Web page and app entries
____
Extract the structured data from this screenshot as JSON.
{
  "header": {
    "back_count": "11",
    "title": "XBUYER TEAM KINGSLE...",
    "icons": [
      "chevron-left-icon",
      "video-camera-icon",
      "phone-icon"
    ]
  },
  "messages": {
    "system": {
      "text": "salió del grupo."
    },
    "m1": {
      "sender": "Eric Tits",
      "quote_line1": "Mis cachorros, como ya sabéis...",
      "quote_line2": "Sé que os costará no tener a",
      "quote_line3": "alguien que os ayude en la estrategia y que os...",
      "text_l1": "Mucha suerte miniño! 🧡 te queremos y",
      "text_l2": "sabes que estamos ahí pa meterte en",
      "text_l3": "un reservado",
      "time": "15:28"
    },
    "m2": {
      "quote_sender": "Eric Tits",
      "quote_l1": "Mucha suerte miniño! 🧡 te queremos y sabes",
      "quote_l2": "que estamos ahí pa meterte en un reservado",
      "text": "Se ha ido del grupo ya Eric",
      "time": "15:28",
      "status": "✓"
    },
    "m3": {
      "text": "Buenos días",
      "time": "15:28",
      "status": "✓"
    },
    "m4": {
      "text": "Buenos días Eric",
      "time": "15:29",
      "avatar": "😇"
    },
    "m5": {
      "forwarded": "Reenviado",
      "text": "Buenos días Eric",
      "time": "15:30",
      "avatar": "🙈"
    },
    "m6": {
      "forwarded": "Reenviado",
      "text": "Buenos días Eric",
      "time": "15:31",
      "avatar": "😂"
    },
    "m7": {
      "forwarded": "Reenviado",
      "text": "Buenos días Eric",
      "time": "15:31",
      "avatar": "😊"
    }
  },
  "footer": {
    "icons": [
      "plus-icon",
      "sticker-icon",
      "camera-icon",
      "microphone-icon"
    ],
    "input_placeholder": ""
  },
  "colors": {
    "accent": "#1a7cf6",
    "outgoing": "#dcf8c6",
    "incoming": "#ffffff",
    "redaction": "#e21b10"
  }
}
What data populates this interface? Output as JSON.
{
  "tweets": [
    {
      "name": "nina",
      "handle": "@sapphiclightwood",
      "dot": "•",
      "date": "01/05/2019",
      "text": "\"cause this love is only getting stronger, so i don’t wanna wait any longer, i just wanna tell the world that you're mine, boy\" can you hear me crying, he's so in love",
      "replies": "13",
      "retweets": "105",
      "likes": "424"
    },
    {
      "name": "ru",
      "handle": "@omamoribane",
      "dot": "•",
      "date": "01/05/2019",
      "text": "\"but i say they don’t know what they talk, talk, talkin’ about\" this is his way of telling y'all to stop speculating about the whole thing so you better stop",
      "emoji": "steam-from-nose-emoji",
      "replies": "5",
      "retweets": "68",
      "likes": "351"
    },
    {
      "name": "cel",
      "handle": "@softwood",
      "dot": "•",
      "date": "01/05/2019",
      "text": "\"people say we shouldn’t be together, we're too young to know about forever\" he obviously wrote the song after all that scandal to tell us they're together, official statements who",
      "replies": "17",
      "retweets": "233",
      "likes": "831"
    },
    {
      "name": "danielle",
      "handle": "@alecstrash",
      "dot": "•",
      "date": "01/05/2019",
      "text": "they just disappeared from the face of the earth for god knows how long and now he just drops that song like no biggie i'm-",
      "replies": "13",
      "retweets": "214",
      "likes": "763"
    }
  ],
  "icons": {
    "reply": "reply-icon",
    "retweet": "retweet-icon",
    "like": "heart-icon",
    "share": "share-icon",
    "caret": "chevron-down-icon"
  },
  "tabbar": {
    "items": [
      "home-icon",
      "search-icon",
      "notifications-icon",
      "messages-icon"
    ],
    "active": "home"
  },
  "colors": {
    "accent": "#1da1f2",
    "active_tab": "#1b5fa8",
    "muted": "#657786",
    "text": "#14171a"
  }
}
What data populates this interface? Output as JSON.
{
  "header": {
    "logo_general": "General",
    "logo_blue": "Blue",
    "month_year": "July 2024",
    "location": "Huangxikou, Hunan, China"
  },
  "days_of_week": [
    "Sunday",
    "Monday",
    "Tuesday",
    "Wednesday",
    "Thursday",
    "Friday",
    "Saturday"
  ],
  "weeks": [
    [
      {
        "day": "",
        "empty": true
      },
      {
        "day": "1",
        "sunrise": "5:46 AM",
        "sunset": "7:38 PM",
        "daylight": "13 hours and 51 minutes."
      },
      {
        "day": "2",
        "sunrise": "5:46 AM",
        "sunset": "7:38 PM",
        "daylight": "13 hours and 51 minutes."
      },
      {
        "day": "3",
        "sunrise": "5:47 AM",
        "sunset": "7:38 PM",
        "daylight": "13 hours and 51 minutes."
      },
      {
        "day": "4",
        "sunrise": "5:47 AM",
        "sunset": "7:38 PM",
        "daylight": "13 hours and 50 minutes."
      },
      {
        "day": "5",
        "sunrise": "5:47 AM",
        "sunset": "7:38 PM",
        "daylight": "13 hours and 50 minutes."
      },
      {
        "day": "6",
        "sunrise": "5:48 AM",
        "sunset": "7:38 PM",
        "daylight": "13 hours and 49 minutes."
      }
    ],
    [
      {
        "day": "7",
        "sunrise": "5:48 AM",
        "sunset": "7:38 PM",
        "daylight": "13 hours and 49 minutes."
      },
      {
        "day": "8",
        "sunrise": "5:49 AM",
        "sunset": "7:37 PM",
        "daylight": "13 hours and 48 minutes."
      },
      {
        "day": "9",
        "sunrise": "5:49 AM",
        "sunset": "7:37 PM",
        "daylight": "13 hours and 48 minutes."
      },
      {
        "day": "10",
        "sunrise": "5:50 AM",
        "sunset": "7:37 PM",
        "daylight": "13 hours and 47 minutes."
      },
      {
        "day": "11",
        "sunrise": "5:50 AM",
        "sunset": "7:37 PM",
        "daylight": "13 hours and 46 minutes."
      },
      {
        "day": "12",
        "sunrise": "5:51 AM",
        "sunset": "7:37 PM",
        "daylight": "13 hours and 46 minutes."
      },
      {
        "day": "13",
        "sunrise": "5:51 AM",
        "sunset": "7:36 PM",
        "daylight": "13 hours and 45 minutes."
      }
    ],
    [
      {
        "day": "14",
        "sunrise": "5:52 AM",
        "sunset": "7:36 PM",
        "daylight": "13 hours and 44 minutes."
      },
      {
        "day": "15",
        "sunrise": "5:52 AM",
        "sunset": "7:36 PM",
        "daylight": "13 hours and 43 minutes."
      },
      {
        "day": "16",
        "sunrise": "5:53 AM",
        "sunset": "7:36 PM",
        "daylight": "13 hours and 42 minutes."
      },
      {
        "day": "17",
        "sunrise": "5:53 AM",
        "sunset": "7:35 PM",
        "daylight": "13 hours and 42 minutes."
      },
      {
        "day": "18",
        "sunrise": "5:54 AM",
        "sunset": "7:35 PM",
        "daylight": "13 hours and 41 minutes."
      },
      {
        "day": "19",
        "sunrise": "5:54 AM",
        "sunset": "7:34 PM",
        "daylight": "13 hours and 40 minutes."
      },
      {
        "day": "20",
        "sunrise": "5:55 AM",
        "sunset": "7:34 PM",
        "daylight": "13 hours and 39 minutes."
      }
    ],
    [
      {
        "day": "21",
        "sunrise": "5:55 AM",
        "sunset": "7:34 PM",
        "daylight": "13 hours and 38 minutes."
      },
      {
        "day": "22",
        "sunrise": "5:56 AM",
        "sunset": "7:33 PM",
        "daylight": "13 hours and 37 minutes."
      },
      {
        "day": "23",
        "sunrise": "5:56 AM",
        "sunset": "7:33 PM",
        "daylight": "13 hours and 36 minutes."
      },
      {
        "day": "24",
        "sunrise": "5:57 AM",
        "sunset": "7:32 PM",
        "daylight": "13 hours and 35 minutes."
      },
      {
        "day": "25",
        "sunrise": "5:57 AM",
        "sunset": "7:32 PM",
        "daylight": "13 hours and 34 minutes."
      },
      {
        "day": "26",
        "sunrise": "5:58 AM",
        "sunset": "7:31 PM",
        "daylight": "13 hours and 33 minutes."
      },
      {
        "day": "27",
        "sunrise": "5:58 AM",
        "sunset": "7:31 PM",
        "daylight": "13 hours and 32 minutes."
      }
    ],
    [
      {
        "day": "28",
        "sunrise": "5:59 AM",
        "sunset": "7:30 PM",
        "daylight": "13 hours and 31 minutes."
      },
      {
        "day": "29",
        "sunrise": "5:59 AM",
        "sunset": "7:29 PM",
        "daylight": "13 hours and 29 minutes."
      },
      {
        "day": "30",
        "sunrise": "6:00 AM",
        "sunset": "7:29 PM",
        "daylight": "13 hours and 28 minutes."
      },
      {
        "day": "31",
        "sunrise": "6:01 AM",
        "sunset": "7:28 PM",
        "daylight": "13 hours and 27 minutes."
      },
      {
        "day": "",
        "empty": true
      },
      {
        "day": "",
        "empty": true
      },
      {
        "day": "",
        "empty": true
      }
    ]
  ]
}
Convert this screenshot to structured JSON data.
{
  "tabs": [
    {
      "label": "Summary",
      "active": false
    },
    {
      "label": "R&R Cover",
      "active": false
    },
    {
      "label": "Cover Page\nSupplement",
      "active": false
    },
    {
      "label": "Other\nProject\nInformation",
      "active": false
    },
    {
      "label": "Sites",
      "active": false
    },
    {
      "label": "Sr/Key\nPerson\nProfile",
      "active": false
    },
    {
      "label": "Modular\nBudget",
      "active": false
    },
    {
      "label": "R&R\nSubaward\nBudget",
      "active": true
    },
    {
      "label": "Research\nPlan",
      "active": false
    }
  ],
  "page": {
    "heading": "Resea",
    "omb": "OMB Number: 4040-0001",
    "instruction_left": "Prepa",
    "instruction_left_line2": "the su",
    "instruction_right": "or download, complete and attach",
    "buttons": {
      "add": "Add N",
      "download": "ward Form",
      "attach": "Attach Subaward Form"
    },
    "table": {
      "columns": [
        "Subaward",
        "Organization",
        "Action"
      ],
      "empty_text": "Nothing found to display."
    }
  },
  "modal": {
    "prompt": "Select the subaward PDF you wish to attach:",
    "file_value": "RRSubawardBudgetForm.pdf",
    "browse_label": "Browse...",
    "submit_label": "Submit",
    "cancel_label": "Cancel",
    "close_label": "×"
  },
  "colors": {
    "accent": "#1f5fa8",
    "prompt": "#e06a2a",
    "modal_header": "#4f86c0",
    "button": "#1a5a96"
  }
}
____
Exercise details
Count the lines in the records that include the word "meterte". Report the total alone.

Your solution
2